Copy every line of the entries that includes the word "点我精确修改".

- **Given data**:
######

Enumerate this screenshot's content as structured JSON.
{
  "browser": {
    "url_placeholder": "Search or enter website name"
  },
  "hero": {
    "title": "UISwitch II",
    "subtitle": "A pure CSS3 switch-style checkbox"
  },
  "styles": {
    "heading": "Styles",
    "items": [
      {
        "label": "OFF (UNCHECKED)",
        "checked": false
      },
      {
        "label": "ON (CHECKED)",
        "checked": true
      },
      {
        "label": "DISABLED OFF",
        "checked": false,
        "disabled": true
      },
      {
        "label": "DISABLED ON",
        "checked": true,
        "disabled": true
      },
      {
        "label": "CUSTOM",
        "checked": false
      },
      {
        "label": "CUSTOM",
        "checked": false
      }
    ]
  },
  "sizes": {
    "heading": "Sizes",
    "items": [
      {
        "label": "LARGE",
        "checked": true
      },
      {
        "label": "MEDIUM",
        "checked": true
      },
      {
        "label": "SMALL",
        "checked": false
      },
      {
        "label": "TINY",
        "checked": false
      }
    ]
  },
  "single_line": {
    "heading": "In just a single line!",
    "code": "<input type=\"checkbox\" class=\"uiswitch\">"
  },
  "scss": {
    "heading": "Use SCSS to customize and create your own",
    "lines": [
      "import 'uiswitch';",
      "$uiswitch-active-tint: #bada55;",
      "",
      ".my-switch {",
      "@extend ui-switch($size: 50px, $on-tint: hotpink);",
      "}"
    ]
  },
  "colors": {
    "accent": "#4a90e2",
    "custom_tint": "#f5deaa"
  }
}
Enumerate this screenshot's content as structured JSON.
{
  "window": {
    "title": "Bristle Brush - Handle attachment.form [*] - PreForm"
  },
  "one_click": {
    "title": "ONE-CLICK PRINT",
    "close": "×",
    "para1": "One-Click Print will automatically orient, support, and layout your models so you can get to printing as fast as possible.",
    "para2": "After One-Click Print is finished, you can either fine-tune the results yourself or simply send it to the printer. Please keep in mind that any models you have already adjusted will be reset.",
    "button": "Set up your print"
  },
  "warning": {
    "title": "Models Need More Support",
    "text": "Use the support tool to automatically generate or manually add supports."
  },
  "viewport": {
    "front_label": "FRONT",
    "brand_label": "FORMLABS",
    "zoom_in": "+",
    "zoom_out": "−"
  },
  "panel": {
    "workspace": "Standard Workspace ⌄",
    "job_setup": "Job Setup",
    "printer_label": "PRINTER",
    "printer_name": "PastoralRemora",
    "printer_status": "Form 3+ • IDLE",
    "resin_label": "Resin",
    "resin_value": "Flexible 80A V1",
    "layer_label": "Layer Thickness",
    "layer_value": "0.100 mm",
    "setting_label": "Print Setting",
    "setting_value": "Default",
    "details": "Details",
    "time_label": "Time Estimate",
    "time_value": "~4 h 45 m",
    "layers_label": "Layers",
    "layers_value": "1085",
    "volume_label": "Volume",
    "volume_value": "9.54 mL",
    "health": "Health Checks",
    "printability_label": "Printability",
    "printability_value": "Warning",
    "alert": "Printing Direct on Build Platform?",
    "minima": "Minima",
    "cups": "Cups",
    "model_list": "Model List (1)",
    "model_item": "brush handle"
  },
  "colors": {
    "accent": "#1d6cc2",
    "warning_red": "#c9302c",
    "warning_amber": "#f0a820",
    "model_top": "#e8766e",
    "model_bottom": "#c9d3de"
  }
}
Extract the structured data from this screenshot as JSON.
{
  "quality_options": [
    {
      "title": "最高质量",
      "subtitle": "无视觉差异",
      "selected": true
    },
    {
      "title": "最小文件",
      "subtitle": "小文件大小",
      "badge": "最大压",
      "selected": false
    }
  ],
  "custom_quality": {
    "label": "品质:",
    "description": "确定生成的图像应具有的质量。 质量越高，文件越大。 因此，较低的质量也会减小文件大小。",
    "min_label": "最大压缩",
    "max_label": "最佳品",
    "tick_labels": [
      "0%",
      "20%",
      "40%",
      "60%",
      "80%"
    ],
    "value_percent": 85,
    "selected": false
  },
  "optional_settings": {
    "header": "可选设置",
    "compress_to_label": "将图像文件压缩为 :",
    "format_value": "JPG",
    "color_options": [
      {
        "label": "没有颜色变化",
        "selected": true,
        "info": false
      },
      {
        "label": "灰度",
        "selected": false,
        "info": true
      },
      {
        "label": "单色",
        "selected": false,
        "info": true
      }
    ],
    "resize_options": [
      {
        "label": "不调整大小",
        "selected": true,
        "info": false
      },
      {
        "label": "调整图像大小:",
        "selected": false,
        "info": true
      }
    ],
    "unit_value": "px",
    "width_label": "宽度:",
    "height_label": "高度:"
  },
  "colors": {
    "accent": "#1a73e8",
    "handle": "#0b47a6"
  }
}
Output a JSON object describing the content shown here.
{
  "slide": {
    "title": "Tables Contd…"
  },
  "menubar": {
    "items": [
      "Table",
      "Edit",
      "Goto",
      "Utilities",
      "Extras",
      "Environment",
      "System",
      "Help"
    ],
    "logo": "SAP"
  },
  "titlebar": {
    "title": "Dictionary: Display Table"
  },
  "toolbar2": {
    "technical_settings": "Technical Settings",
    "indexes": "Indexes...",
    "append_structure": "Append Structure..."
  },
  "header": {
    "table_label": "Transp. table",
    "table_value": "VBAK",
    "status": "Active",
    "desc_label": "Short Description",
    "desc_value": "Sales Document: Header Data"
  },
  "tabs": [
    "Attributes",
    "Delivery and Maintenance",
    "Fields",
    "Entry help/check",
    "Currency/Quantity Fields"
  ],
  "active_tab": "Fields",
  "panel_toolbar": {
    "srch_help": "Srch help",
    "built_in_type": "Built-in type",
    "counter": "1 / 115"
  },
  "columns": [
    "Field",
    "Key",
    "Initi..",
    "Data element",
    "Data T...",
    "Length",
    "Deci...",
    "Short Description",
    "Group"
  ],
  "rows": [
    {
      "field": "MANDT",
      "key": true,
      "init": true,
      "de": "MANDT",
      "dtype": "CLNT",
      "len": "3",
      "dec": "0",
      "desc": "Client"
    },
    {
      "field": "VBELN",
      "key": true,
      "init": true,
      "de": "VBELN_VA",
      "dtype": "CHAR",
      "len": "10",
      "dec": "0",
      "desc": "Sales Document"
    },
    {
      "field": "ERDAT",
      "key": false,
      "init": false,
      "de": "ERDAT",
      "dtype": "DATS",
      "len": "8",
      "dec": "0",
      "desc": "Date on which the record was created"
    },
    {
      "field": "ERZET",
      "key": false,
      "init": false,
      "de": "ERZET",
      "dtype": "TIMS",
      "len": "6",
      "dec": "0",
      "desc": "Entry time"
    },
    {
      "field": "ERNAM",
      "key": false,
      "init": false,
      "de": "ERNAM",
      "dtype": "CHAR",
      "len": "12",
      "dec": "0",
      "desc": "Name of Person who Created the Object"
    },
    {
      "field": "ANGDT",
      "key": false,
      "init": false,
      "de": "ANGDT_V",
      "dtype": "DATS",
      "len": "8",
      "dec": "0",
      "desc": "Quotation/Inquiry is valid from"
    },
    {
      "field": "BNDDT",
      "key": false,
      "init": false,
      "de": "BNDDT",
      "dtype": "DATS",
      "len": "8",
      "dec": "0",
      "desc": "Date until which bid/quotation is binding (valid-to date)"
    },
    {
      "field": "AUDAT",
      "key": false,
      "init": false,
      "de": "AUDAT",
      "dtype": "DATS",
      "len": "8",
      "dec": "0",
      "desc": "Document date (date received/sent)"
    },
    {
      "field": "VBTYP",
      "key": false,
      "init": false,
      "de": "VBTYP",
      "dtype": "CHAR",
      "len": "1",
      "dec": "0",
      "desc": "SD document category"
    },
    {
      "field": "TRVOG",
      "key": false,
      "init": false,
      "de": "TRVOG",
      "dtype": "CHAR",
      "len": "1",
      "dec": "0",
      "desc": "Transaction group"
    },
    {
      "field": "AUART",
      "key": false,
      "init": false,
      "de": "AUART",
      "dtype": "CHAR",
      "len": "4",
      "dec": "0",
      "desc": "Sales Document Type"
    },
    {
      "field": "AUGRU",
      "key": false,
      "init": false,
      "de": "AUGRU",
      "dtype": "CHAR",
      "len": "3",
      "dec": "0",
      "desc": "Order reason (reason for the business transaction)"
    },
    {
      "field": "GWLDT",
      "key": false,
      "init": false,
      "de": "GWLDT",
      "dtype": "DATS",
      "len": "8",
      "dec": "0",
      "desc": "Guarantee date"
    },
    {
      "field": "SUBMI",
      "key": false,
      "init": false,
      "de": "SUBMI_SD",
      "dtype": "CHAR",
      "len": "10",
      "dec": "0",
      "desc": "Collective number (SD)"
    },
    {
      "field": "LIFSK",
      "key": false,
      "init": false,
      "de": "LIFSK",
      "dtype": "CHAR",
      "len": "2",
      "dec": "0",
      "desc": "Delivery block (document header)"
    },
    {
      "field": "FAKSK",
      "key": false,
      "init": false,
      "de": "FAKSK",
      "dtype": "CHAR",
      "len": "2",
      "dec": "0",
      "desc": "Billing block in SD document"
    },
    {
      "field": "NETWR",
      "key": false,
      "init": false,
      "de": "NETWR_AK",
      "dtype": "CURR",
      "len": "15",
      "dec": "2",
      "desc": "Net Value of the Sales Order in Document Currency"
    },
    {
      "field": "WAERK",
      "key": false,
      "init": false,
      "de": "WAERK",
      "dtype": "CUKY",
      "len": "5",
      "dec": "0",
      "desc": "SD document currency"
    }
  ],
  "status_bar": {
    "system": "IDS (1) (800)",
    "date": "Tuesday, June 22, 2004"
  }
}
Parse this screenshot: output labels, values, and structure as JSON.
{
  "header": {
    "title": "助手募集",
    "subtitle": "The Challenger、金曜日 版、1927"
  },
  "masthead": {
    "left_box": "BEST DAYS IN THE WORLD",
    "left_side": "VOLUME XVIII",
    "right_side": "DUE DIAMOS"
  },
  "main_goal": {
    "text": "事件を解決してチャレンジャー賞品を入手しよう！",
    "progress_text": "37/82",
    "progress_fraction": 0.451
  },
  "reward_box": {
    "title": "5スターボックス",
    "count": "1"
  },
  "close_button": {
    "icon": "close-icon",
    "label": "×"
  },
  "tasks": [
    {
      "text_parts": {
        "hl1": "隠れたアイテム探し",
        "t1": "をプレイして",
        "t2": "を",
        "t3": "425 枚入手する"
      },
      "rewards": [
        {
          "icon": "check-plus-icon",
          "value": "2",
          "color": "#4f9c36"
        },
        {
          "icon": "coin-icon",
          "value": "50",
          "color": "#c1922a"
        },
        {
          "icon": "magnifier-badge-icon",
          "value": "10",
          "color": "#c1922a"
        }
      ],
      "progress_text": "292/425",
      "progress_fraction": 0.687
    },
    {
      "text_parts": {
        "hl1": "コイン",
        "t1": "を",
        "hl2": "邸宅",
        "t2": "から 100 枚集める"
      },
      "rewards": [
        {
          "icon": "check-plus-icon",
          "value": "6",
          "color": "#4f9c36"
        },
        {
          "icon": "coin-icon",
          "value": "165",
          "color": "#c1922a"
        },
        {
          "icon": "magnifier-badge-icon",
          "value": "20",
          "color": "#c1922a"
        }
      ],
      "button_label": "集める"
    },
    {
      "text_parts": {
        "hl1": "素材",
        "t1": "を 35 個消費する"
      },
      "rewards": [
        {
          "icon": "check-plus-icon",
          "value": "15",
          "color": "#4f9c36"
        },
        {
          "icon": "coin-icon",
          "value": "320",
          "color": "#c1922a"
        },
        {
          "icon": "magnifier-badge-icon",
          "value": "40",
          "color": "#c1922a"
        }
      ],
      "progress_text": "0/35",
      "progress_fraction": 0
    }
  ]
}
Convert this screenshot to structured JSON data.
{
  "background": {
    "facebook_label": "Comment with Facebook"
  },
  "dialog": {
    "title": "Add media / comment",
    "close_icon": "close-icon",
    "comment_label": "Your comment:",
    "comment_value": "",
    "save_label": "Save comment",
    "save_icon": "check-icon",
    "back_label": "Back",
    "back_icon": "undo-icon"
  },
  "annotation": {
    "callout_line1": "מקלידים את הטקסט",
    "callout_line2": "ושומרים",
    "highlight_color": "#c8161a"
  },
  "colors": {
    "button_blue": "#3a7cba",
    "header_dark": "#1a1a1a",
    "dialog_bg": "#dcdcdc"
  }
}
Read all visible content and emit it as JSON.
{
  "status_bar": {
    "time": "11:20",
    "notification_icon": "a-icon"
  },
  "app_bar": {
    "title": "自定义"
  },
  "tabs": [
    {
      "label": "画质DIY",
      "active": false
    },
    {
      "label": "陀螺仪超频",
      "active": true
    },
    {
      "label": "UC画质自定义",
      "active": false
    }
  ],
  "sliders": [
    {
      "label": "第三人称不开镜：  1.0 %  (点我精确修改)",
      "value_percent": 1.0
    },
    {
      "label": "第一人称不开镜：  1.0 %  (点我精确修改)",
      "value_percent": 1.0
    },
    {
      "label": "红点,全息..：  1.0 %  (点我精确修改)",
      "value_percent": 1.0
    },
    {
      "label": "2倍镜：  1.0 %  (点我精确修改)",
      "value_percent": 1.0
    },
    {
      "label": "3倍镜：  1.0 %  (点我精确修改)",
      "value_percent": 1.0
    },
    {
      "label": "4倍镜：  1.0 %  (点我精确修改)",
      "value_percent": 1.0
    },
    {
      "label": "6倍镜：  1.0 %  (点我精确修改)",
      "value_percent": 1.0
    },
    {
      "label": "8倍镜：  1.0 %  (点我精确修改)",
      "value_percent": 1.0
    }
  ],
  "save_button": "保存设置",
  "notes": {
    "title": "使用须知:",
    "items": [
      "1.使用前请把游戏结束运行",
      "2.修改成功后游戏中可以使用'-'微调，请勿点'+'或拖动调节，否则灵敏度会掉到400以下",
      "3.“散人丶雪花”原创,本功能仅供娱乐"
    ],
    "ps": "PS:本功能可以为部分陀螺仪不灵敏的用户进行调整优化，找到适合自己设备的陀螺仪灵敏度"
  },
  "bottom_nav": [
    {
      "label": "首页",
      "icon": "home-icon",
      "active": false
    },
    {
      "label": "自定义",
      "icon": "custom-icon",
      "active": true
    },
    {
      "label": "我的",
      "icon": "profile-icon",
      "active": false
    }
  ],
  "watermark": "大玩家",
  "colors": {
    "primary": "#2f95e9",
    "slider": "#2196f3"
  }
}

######

- **Result**:
      "label": "第三人称不开镜：  1.0 %  (点我精确修改)",
      "label": "第一人称不开镜：  1.0 %  (点我精确修改)",
      "label": "红点,全息..：  1.0 %  (点我精确修改)",
      "label": "2倍镜：  1.0 %  (点我精确修改)",
      "label": "3倍镜：  1.0 %  (点我精确修改)",
      "label": "4倍镜：  1.0 %  (点我精确修改)",
      "label": "6倍镜：  1.0 %  (点我精确修改)",
      "label": "8倍镜：  1.0 %  (点我精确修改)",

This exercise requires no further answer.